> [PROBLEM REQUIREMENTS] Across the listing below, how many lines contain the string "text"? Only the number is needed.

⁂

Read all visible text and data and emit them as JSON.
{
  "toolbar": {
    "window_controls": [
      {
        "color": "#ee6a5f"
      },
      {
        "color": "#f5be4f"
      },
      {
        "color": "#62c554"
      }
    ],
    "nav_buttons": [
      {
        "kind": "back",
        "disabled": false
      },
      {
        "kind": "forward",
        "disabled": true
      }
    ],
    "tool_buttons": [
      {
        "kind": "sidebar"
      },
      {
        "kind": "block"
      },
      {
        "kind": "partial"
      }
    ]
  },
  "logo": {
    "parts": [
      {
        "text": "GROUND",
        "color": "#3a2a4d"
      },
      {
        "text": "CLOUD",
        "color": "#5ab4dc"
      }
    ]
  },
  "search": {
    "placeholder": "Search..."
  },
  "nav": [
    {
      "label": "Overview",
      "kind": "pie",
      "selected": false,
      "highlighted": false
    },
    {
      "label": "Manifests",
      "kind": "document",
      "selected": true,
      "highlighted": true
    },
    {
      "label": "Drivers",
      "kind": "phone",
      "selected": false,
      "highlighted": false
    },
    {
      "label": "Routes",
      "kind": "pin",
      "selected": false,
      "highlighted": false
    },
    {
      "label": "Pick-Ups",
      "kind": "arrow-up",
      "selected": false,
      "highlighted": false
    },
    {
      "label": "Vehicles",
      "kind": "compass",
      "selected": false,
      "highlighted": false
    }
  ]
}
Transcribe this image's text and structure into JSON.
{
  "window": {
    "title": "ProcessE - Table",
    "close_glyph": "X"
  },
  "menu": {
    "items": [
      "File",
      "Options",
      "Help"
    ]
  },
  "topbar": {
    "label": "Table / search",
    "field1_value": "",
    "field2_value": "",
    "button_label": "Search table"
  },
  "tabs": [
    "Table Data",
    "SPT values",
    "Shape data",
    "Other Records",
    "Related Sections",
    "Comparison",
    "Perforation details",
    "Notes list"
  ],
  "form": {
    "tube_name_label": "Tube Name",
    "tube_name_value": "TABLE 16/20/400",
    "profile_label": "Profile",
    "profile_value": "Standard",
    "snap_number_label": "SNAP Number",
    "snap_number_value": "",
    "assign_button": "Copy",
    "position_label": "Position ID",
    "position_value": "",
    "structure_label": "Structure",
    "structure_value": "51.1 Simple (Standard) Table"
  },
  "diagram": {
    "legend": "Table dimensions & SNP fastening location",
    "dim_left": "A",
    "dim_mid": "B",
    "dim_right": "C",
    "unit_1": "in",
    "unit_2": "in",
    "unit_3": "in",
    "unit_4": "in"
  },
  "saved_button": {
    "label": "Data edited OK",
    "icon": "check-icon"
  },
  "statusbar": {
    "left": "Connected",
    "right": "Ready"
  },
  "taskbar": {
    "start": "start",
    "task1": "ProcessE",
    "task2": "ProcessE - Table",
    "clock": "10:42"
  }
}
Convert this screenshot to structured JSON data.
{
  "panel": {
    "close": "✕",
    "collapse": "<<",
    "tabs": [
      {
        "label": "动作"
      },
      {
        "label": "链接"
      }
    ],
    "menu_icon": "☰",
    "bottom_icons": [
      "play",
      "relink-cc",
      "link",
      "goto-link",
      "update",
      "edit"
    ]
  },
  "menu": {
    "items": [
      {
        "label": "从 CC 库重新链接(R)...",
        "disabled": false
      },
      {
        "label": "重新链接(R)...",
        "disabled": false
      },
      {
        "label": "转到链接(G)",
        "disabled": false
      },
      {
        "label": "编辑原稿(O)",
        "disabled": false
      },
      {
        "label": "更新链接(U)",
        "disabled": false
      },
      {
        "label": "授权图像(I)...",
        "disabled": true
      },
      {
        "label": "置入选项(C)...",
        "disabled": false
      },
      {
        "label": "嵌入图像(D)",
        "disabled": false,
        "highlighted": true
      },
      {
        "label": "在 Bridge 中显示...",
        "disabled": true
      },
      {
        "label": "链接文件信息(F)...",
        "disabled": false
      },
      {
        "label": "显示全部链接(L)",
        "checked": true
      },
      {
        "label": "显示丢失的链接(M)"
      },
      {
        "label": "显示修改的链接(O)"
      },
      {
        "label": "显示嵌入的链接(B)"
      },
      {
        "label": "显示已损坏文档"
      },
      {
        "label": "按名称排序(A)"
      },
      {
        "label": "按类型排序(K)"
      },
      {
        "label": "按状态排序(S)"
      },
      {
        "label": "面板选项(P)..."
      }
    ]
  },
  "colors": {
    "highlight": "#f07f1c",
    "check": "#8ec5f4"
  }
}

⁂

> [ANSWER SECTION] 4